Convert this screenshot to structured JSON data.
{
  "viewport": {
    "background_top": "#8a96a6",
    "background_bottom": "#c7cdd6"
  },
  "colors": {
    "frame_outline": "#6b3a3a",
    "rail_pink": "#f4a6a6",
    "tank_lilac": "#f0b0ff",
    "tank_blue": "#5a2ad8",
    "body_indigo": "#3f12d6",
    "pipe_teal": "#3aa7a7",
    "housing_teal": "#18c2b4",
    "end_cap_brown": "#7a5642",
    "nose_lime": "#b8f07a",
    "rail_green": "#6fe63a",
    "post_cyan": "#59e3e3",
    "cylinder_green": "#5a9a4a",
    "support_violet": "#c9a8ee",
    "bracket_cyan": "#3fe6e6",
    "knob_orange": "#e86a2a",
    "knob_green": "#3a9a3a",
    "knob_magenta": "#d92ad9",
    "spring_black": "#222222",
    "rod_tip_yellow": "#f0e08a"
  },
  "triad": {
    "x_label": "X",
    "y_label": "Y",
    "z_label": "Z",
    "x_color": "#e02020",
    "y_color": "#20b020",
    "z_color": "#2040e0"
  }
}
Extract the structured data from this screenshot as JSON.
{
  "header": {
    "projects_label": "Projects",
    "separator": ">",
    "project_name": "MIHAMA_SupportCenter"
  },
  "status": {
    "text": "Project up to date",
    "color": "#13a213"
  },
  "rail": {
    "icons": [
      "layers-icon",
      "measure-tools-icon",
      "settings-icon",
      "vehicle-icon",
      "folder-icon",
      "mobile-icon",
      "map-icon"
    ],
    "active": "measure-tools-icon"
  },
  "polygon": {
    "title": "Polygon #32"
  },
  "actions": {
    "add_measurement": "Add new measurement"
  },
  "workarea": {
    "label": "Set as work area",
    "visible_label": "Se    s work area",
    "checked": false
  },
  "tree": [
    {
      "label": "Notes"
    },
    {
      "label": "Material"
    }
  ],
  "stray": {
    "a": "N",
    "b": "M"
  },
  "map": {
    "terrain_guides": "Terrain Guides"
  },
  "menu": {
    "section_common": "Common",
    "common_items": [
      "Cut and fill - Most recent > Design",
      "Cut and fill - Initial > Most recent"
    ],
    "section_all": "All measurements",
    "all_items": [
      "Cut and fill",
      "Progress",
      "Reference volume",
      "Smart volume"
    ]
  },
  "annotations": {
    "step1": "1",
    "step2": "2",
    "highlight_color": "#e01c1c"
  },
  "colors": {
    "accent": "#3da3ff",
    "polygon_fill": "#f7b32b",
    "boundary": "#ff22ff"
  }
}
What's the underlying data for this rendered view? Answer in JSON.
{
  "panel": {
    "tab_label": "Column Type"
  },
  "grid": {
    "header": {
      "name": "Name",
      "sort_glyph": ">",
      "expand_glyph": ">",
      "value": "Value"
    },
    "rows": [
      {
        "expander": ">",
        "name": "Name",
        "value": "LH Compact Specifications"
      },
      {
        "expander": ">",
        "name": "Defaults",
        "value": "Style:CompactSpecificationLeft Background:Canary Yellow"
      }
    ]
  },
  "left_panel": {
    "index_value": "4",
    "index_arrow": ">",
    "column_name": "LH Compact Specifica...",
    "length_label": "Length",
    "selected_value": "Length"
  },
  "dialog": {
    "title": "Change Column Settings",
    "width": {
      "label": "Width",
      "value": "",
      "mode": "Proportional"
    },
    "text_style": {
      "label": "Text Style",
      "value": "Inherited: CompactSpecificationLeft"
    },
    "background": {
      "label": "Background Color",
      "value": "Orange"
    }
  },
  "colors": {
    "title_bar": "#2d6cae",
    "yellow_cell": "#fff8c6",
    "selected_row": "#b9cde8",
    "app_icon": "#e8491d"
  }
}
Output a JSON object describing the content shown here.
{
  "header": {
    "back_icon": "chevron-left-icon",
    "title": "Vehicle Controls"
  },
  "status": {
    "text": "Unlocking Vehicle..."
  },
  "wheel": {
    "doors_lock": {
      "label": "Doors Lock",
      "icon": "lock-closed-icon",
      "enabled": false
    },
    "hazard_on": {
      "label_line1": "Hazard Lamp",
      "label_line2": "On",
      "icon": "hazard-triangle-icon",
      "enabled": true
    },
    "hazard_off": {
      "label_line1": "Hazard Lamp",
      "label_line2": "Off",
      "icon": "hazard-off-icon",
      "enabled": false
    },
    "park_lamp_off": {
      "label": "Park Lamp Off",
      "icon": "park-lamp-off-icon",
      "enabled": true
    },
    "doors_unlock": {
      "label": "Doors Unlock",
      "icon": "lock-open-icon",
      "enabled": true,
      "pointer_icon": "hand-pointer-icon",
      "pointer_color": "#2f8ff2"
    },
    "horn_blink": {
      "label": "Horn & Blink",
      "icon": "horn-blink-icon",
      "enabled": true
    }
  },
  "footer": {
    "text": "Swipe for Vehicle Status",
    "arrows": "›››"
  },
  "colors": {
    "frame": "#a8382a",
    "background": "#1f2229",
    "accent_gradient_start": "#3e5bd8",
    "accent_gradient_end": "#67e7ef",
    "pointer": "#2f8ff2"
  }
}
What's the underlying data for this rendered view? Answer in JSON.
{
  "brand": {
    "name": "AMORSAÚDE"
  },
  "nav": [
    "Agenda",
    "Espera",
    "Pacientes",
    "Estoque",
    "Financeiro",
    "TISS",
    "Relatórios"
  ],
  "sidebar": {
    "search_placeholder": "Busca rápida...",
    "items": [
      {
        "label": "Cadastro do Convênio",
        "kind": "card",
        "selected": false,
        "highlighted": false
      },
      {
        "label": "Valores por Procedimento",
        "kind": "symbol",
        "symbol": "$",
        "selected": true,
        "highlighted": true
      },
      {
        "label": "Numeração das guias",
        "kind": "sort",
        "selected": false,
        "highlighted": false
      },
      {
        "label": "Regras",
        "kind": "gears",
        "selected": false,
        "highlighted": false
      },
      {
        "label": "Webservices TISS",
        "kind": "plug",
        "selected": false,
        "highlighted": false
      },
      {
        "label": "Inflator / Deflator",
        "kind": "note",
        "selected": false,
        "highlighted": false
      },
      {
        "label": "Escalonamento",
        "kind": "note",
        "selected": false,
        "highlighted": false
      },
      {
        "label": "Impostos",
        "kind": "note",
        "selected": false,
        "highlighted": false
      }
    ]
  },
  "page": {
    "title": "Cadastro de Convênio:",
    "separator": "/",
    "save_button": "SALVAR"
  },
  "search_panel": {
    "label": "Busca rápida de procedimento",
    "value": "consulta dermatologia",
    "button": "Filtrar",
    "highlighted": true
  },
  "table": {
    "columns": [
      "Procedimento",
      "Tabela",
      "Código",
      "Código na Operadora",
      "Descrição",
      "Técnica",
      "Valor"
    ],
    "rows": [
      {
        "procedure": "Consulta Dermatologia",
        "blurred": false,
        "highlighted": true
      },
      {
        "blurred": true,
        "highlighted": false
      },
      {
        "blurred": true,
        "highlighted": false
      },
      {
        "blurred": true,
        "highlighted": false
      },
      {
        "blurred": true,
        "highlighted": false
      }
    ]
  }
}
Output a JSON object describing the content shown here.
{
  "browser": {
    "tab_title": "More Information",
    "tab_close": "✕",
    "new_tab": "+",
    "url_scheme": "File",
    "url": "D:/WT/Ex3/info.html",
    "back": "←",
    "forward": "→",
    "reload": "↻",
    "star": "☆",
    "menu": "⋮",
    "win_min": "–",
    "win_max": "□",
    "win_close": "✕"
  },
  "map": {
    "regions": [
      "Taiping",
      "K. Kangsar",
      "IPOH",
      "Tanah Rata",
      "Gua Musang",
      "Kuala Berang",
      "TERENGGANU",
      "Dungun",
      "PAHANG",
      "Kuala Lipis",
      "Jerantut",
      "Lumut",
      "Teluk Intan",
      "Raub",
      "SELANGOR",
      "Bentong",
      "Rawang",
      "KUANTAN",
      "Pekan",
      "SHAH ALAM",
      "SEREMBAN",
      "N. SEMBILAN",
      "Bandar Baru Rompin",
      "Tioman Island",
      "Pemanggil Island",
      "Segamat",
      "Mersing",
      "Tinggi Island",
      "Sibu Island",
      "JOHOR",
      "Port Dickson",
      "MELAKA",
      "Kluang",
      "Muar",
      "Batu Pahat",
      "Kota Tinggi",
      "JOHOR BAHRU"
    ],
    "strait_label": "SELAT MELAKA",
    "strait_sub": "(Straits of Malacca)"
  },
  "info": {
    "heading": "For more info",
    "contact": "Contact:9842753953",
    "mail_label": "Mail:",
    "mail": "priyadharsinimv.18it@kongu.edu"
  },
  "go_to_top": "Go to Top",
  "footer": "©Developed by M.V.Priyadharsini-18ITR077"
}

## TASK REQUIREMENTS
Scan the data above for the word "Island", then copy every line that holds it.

## RESULT OF THE EXERCISE
      "Tioman Island",
      "Pemanggil Island",
      "Tinggi Island",
      "Sibu Island",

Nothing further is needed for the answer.